The State of the Climate in 2021 report was released today by the American Meteorological Society, showing greenhouse gas concentrations, global sea levels, and ocean heat content reached record highs in 2021 despite a La Niña event taking place in the Pacific Ocean.
New Research Showing Link between Florida Current and Pacific Ocean could Improve Sea Level, Climate Prediction
A recent study by scientists at NOAA’s Atlantic Oceanographic and Meteorological Laboratory (AOML) is the first to demonstrate that El Niño-Southern Oscillation (ENSO) temperature variations in the equatorial Pacific Ocean can help predict Florida Current transport anomalies three months later. The connection between Florida Current transport and ENSO is through ENSO’s impact on sea level on the eastern side of the Florida Straits, which plays a dominant role in the Florida Current transport variability on interannual time scales.
In a recent study published in AGU’s Journal of Geophysical Research – Oceans, scientists at AOML identified key ocean features that supported the rapid intensification of Hurricane Michael (2018), despite unfavorable atmospheric conditions for development. The study demonstrates the importance of using realistic ocean conditions for coupled (ocean-atmosphere) hurricane models in order to achieve the most accurate hurricane intensity forecasts.
AOML Scientists Monitor How Heat and Water are Transported Through the Atlantic Ocean Using Field and Satellite Observations
In a recently published study, scientists at AOML present 28-year long (1993-2020) estimates of the Atlantic Meridional Overturning Circulation (AMOC) volume and heat transports at multiple latitudes by merging in-situ oceanographic and satellite observations. By combining ocean observations with satellite data, they were able to estimate the AMOC volume and heat transports in near real time. These data can be used to validate ocean models, to detect climate variability, and to investigate their impact on extreme weather events.
A recently published paper presents the Sargassum Inundation Report (SIR), a product that uses a satellite-based methodology to monitor from space areas with coastal inundation of pelagic Sargassum in the tropical Atlantic Ocean, Caribbean Sea, and Gulf of Mexico. The SIR was created as a response to the need to improve the monitoring and management of Sargassum influxes (e.g., coordinate clean-up), which have major economic, social, environmental, and public health impacts.
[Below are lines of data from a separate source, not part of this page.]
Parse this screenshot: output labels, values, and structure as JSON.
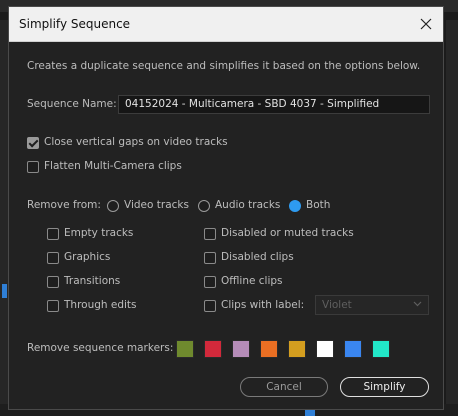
{
  "dialog": {
    "title": "Simplify Sequence",
    "description": "Creates a duplicate sequence and simplifies it based on the options below.",
    "sequence_name_label": "Sequence Name:",
    "sequence_name_value": "04152024 - Multicamera - SBD 4037 - Simplified",
    "options": {
      "close_gaps": {
        "label": "Close vertical gaps on video tracks",
        "checked": true
      },
      "flatten_multicam": {
        "label": "Flatten Multi-Camera clips",
        "checked": false
      }
    },
    "remove_from": {
      "label": "Remove from:",
      "choices": [
        "Video tracks",
        "Audio tracks",
        "Both"
      ],
      "selected": "Both"
    },
    "checkboxes_left": [
      "Empty tracks",
      "Graphics",
      "Transitions",
      "Through edits"
    ],
    "checkboxes_right": [
      "Disabled or muted tracks",
      "Disabled clips",
      "Offline clips",
      "Clips with label:"
    ],
    "label_select_value": "Violet",
    "markers": {
      "label": "Remove sequence markers:",
      "colors": [
        "#6f8a2e",
        "#d2293b",
        "#b58cb8",
        "#ea6f23",
        "#d49e1f",
        "#ffffff",
        "#3a86f0",
        "#22e7c8"
      ]
    },
    "buttons": {
      "cancel": "Cancel",
      "primary": "Simplify"
    }
  }
}
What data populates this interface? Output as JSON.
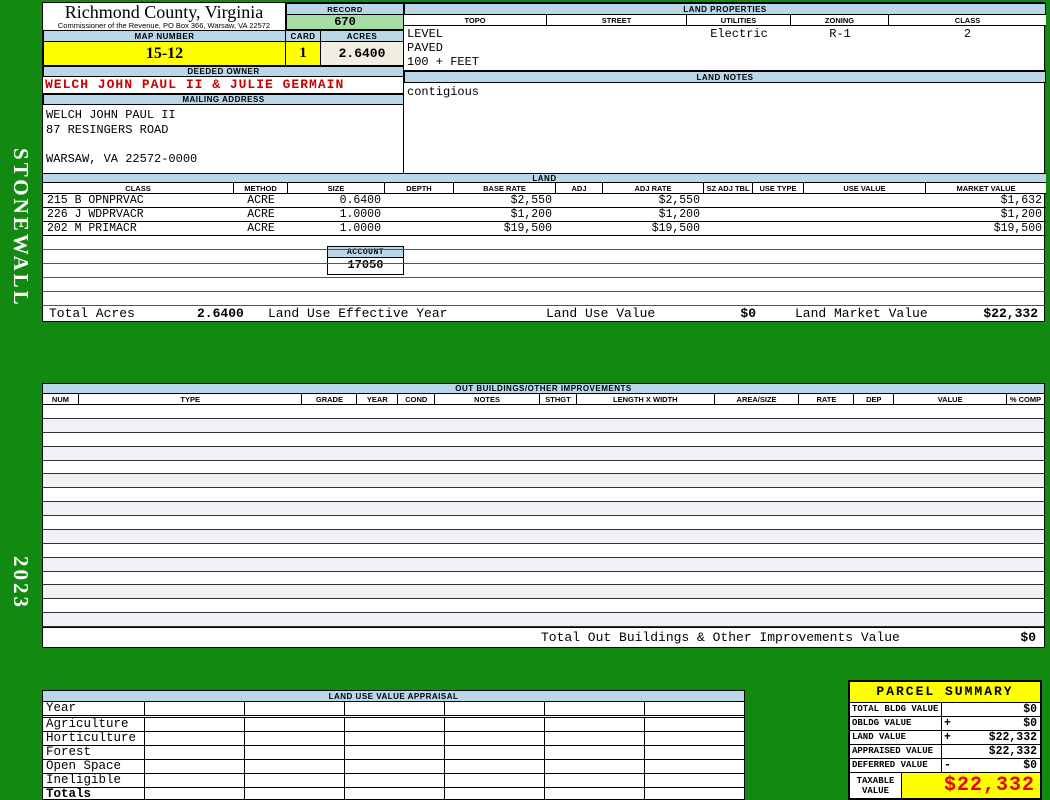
{
  "sidebar": {
    "district": "STONEWALL",
    "year": "2023"
  },
  "header": {
    "county": "Richmond County, Virginia",
    "commissioner": "Commissioner of the Revenue, PO Box 366, Warsaw, VA 22572",
    "record_label": "RECORD",
    "record_value": "670",
    "map_number_label": "MAP NUMBER",
    "map_number": "15-12",
    "card_label": "CARD",
    "card": "1",
    "acres_label": "ACRES",
    "acres": "2.6400",
    "deeded_owner_label": "DEEDED OWNER",
    "deeded_owner": "WELCH JOHN PAUL II & JULIE GERMAIN",
    "mailing_address_label": "MAILING ADDRESS",
    "mailing_address_lines": [
      "WELCH JOHN PAUL II",
      "87 RESINGERS ROAD",
      "",
      "WARSAW, VA 22572-0000"
    ],
    "account_label": "ACCOUNT",
    "account": "17050"
  },
  "land_properties": {
    "title": "LAND PROPERTIES",
    "col_topo": "TOPO",
    "col_street": "STREET",
    "col_utilities": "UTILITIES",
    "col_zoning": "ZONING",
    "col_class": "CLASS",
    "topo_line1": "LEVEL",
    "topo_line2": "PAVED",
    "topo_line3": "100 + FEET",
    "street": "",
    "utilities": "Electric",
    "zoning": "R-1",
    "class_value": "2"
  },
  "land_notes": {
    "title": "LAND NOTES",
    "text": "contigious"
  },
  "land": {
    "title": "LAND",
    "headers": {
      "class": "CLASS",
      "method": "METHOD",
      "size": "SIZE",
      "depth": "DEPTH",
      "base_rate": "BASE RATE",
      "adj": "ADJ",
      "adj_rate": "ADJ RATE",
      "sz_adj_tbl": "SZ ADJ TBL",
      "use_type": "USE TYPE",
      "use_value": "USE VALUE",
      "market_value": "MARKET VALUE"
    },
    "rows": [
      {
        "class": "215 B OPNPRVAC",
        "method": "ACRE",
        "size": "0.6400",
        "base_rate": "$2,550",
        "adj_rate": "$2,550",
        "market_value": "$1,632"
      },
      {
        "class": "226 J WDPRVACR",
        "method": "ACRE",
        "size": "1.0000",
        "base_rate": "$1,200",
        "adj_rate": "$1,200",
        "market_value": "$1,200"
      },
      {
        "class": "202 M PRIMACR",
        "method": "ACRE",
        "size": "1.0000",
        "base_rate": "$19,500",
        "adj_rate": "$19,500",
        "market_value": "$19,500"
      }
    ],
    "total_acres_label": "Total Acres",
    "total_acres": "2.6400",
    "effective_year_label": "Land Use Effective Year",
    "use_value_label": "Land Use Value",
    "use_value": "$0",
    "market_value_label": "Land Market Value",
    "market_value": "$22,332"
  },
  "out_buildings": {
    "title": "OUT BUILDINGS/OTHER IMPROVEMENTS",
    "headers": {
      "num": "NUM",
      "type": "TYPE",
      "grade": "GRADE",
      "year": "YEAR",
      "cond": "COND",
      "notes": "NOTES",
      "sthgt": "STHGT",
      "length_width": "LENGTH X WIDTH",
      "area_size": "AREA/SIZE",
      "rate": "RATE",
      "dep": "DEP",
      "value": "VALUE",
      "pct_comp": "% COMP"
    },
    "total_label": "Total Out Buildings & Other Improvements Value",
    "total_value": "$0"
  },
  "land_use_appraisal": {
    "title": "LAND USE VALUE APPRAISAL",
    "row_labels": [
      "Year",
      "Agriculture",
      "Horticulture",
      "Forest",
      "Open Space",
      "Ineligible",
      "Totals"
    ]
  },
  "parcel_summary": {
    "title": "PARCEL SUMMARY",
    "rows": [
      {
        "label": "TOTAL BLDG VALUE",
        "op": "",
        "value": "$0"
      },
      {
        "label": "OBLDG VALUE",
        "op": "+",
        "value": "$0"
      },
      {
        "label": "LAND VALUE",
        "op": "+",
        "value": "$22,332"
      },
      {
        "label": "APPRAISED VALUE",
        "op": "",
        "value": "$22,332"
      },
      {
        "label": "DEFERRED VALUE",
        "op": "-",
        "value": "$0"
      }
    ],
    "taxable_label": "TAXABLE VALUE",
    "taxable_value": "$22,332"
  },
  "colors": {
    "background_green": "#128a12",
    "header_blue": "#b9d7e8",
    "highlight_yellow": "#ffff00",
    "record_green": "#a4dea4",
    "acres_cream": "#f0efe2",
    "owner_red": "#cc0000",
    "taxable_red": "#e60000"
  }
}
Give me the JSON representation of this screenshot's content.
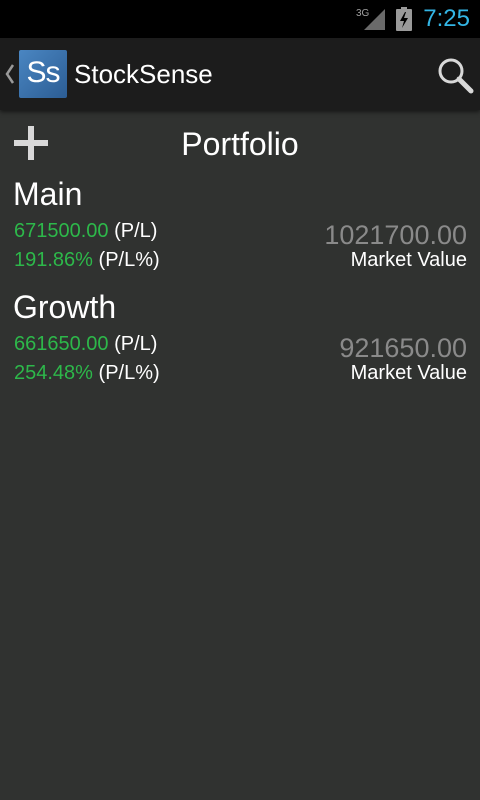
{
  "status_bar": {
    "network_label": "3G",
    "time": "7:25",
    "time_color": "#33b5e5",
    "icons": [
      "signal-3g-icon",
      "battery-charging-icon"
    ]
  },
  "action_bar": {
    "logo_text": "Ss",
    "title": "StockSense",
    "icons": [
      "up-caret-icon",
      "search-icon"
    ]
  },
  "header": {
    "add_icon": "plus-icon",
    "title": "Portfolio"
  },
  "portfolios": [
    {
      "name": "Main",
      "pl_value": "671500.00",
      "pl_suffix": "(P/L)",
      "pl_percent": "191.86%",
      "pl_percent_suffix": "(P/L%)",
      "market_value": "1021700.00",
      "market_value_label": "Market Value"
    },
    {
      "name": "Growth",
      "pl_value": "661650.00",
      "pl_suffix": "(P/L)",
      "pl_percent": "254.48%",
      "pl_percent_suffix": "(P/L%)",
      "market_value": "921650.00",
      "market_value_label": "Market Value"
    }
  ],
  "colors": {
    "gain_green": "#2db84a",
    "background": "#303230",
    "action_bar": "#1c1c1c"
  }
}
NOAA’s hurricane gliders are returning home after a successful journey during the 2020 hurricane season. These gliders were deployed off the coasts of Puerto Rico, Dominican Republic, the U.S. Virgin Islands, the Gulf of Mexico, and the eastern U.S. to collect data for scientists to use to improve the accuracy of hurricane forecast models.